I emailed Tarptent again with some questions about the reasons for the sag and if there was anything that could be done to improve the way the fabric hung. I got some advice back and within a few days I took it back out for some more testing. I tried slightly longer poles and shortened the size of the loops the inner was attached to.
Lastly, while the little magnets that hold the doors back seem like a great idea I found that if I even brushed against them lightly they would come loose. I think part of this is the angle of the door…it can’t be rolled back in a straight line and has some tension pulling down on it from the pitchloc corner; this is turn means that it doesn’t take much pressure to nudge it loose. I prefer the toggle and loop closure on the Duplex for security but the magnets are a great idea for convenience and I’m just going to have to be cognizant of the issue.
First Time Out:
I took the SS Li on it’s first backpacking trip out in the Brecon Beacons in April and we were out for two nights. Despite the less-than-ideal ground (old quarry) I managed to get a pretty decent pitch. Having modified the pitchloc ends to have Linelocs and cord made the difference on having a taught tent in a place that was very difficult to get stakes in the ground.
There was zero condensation on either the fly or the the inner tent and I had left no doors or vents open, bar the peak vents. Despite the wind (which woke me up a lot) during the night and the less-than-secure pitch the tent stayed solid. The wind in the morning made it more difficult to pack away with the required “rolling around the struts” but I got it done.

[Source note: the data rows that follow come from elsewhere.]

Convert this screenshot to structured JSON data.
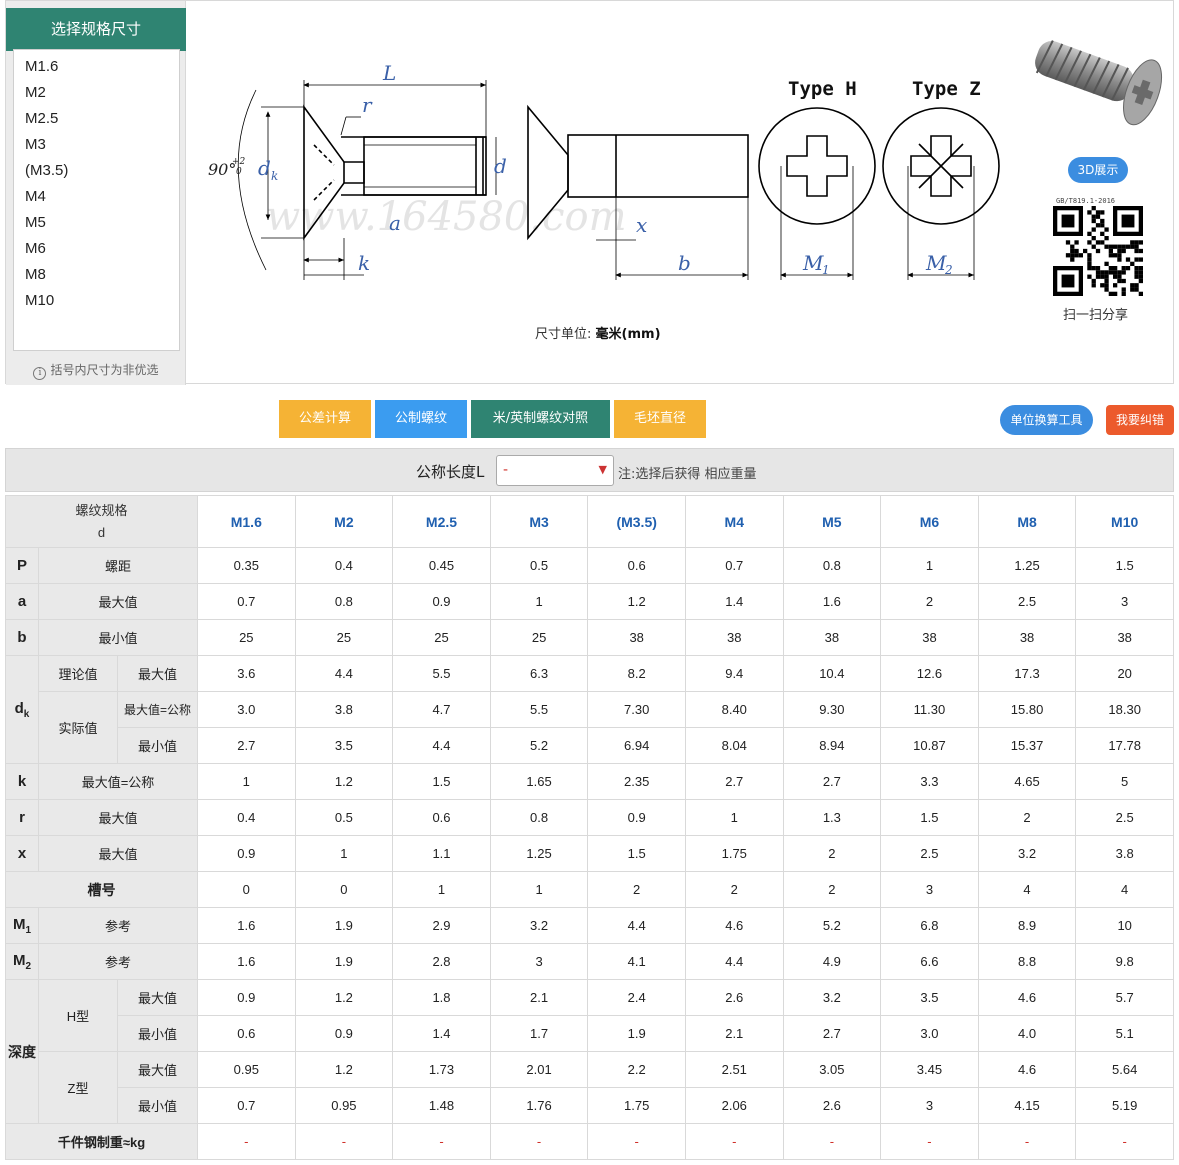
{
  "sidebar": {
    "title": "选择规格尺寸",
    "specs": [
      "M1.6",
      "M2",
      "M2.5",
      "M3",
      "(M3.5)",
      "M4",
      "M5",
      "M6",
      "M8",
      "M10"
    ],
    "note": "括号内尺寸为非优选"
  },
  "drawing": {
    "labels": {
      "L": "L",
      "r": "r",
      "dk": "d",
      "dk_sub": "k",
      "angle": "90°",
      "angle_tol": "+2",
      "angle_tol2": "0",
      "d": "d",
      "a": "a",
      "k": "k",
      "x": "x",
      "b": "b",
      "typeH": "Type H",
      "typeZ": "Type Z",
      "M1": "M",
      "M1_sub": "1",
      "M2": "M",
      "M2_sub": "2",
      "watermark": "www.164580.com"
    },
    "unit_prefix": "尺寸单位:",
    "unit_value": "毫米(mm)"
  },
  "side_right": {
    "btn_3d": "3D展示",
    "standard": "GB/T819.1-2016",
    "share": "扫一扫分享"
  },
  "buttons": {
    "tolerance": "公差计算",
    "metric": "公制螺纹",
    "convert": "米/英制螺纹对照",
    "blank": "毛坯直径",
    "unit_tool": "单位换算工具",
    "report": "我要纠错"
  },
  "length": {
    "label": "公称长度L",
    "selected": "-",
    "note": "注:选择后获得 相应重量"
  },
  "table": {
    "corner_line1": "螺纹规格",
    "corner_line2": "d",
    "columns": [
      "M1.6",
      "M2",
      "M2.5",
      "M3",
      "(M3.5)",
      "M4",
      "M5",
      "M6",
      "M8",
      "M10"
    ],
    "labels": {
      "P": "P",
      "pitch": "螺距",
      "a": "a",
      "max": "最大值",
      "b": "b",
      "min": "最小值",
      "dk": "d",
      "dk_sub": "k",
      "theory": "理论值",
      "actual": "实际值",
      "max_nominal": "最大值=公称",
      "k": "k",
      "r": "r",
      "x": "x",
      "slot": "槽号",
      "M1": "M",
      "M1_sub": "1",
      "M2": "M",
      "M2_sub": "2",
      "ref": "参考",
      "depth": "深度",
      "H": "H型",
      "Z": "Z型",
      "weight": "千件钢制重≈kg"
    },
    "rows": {
      "P": [
        "0.35",
        "0.4",
        "0.45",
        "0.5",
        "0.6",
        "0.7",
        "0.8",
        "1",
        "1.25",
        "1.5"
      ],
      "a_max": [
        "0.7",
        "0.8",
        "0.9",
        "1",
        "1.2",
        "1.4",
        "1.6",
        "2",
        "2.5",
        "3"
      ],
      "b_min": [
        "25",
        "25",
        "25",
        "25",
        "38",
        "38",
        "38",
        "38",
        "38",
        "38"
      ],
      "dk_theory_max": [
        "3.6",
        "4.4",
        "5.5",
        "6.3",
        "8.2",
        "9.4",
        "10.4",
        "12.6",
        "17.3",
        "20"
      ],
      "dk_actual_max": [
        "3.0",
        "3.8",
        "4.7",
        "5.5",
        "7.30",
        "8.40",
        "9.30",
        "11.30",
        "15.80",
        "18.30"
      ],
      "dk_actual_min": [
        "2.7",
        "3.5",
        "4.4",
        "5.2",
        "6.94",
        "8.04",
        "8.94",
        "10.87",
        "15.37",
        "17.78"
      ],
      "k_max": [
        "1",
        "1.2",
        "1.5",
        "1.65",
        "2.35",
        "2.7",
        "2.7",
        "3.3",
        "4.65",
        "5"
      ],
      "r_max": [
        "0.4",
        "0.5",
        "0.6",
        "0.8",
        "0.9",
        "1",
        "1.3",
        "1.5",
        "2",
        "2.5"
      ],
      "x_max": [
        "0.9",
        "1",
        "1.1",
        "1.25",
        "1.5",
        "1.75",
        "2",
        "2.5",
        "3.2",
        "3.8"
      ],
      "slot": [
        "0",
        "0",
        "1",
        "1",
        "2",
        "2",
        "2",
        "3",
        "4",
        "4"
      ],
      "M1_ref": [
        "1.6",
        "1.9",
        "2.9",
        "3.2",
        "4.4",
        "4.6",
        "5.2",
        "6.8",
        "8.9",
        "10"
      ],
      "M2_ref": [
        "1.6",
        "1.9",
        "2.8",
        "3",
        "4.1",
        "4.4",
        "4.9",
        "6.6",
        "8.8",
        "9.8"
      ],
      "H_max": [
        "0.9",
        "1.2",
        "1.8",
        "2.1",
        "2.4",
        "2.6",
        "3.2",
        "3.5",
        "4.6",
        "5.7"
      ],
      "H_min": [
        "0.6",
        "0.9",
        "1.4",
        "1.7",
        "1.9",
        "2.1",
        "2.7",
        "3.0",
        "4.0",
        "5.1"
      ],
      "Z_max": [
        "0.95",
        "1.2",
        "1.73",
        "2.01",
        "2.2",
        "2.51",
        "3.05",
        "3.45",
        "4.6",
        "5.64"
      ],
      "Z_min": [
        "0.7",
        "0.95",
        "1.48",
        "1.76",
        "1.75",
        "2.06",
        "2.6",
        "3",
        "4.15",
        "5.19"
      ],
      "weight": [
        "-",
        "-",
        "-",
        "-",
        "-",
        "-",
        "-",
        "-",
        "-",
        "-"
      ]
    }
  },
  "colors": {
    "sidebar_head": "#2f8472",
    "btn_orange": "#f5b335",
    "btn_blue": "#3b9cf0",
    "btn_teal": "#2f8472",
    "pill_blue": "#3b8de0",
    "pill_red": "#ec5a2c",
    "column_header": "#2060b0",
    "dash": "#d0302a"
  }
}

Pitch on the second night was quick and easy and very solid. Without any breeze the condensation in the morning was awful. I attribute that to our proximity to water, being at the low point of a valley and how cold the night got. Any tent would have had to deal with the same level of condensation (a friend’s Nemo had the same problem).
The double wall design makes it much tougher to wipe down the interior of the fly, but that is not a Li issue, and because the inner is removable I was able to let that dry and then remove it to wipe down the outer. The inner tent isn’t super easy to remove as the clips are fiddly and trying to unhook (or re-hook) them to the small loops of elastic was a pain. When I got home I attached some tiny rings to those elastic loops in order to make the inner easier to remove. I do prefer a toggle and ring approach (like Hilleburg uses) to connect inner to outer for simplicity.

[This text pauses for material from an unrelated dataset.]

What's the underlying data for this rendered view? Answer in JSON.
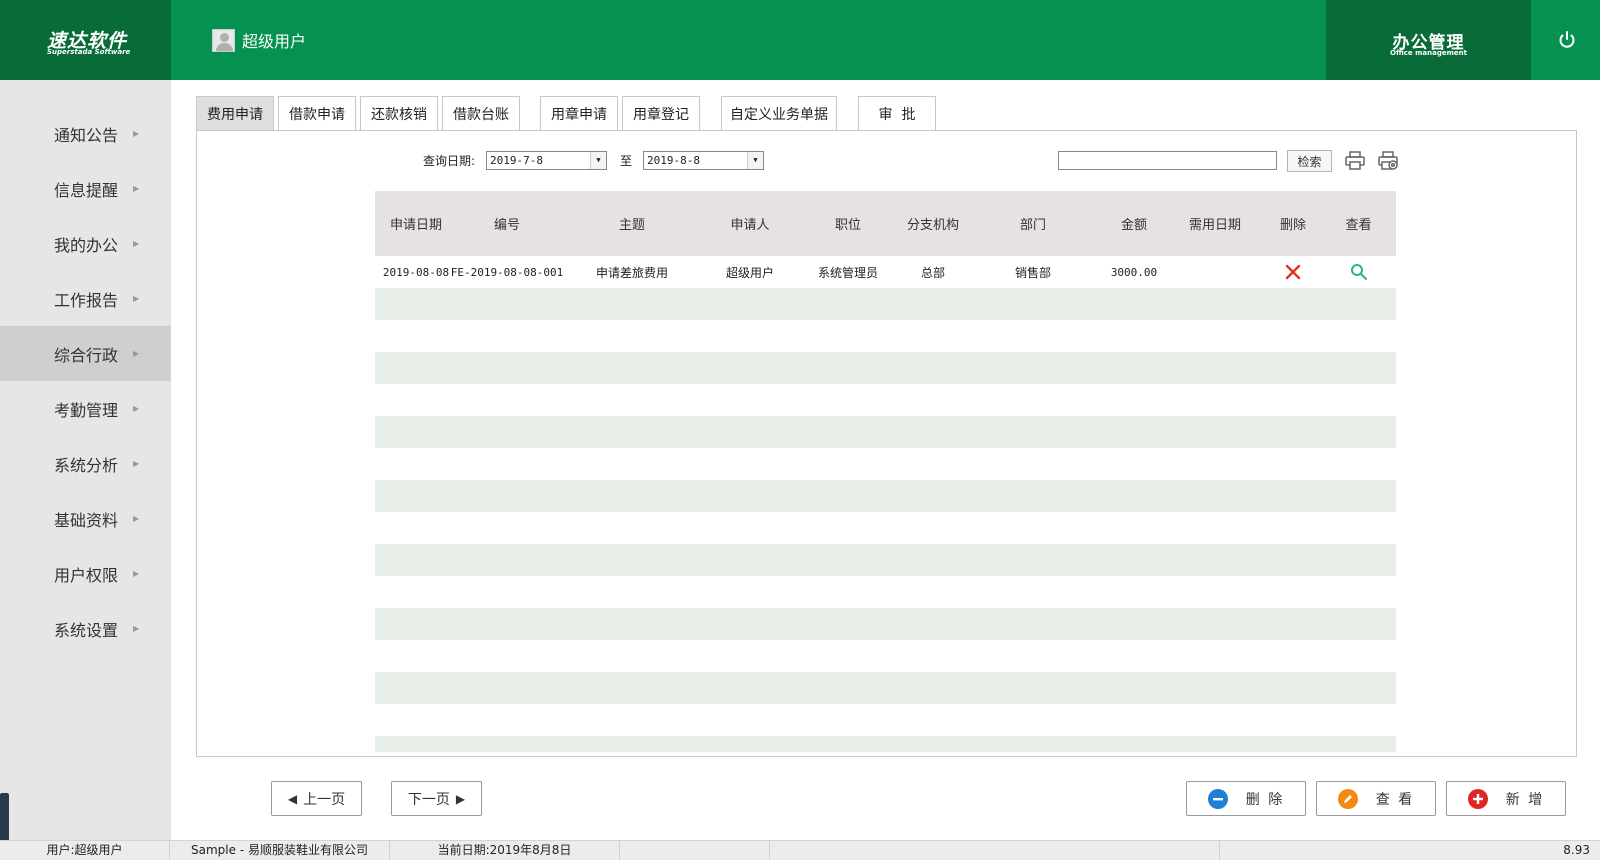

Overall I do like the tent. Tarptent were great with customer service with the few issues that I found. Tarptent do extra QC checks on tents that are shipped internationally but since they didn’t know mine was coming to the UK with me I missed out on that…checks that would have caught the minor stitching issues. They did offer to have it fixed here in the UK but since I had already fixed all but one thing it didn’t seem worth it.
The pitch is not intuitive so it’s worth taking time to do it a few times at home before heading out to camp with it. Once you get the hang of it the tent can be up within 5 minutes.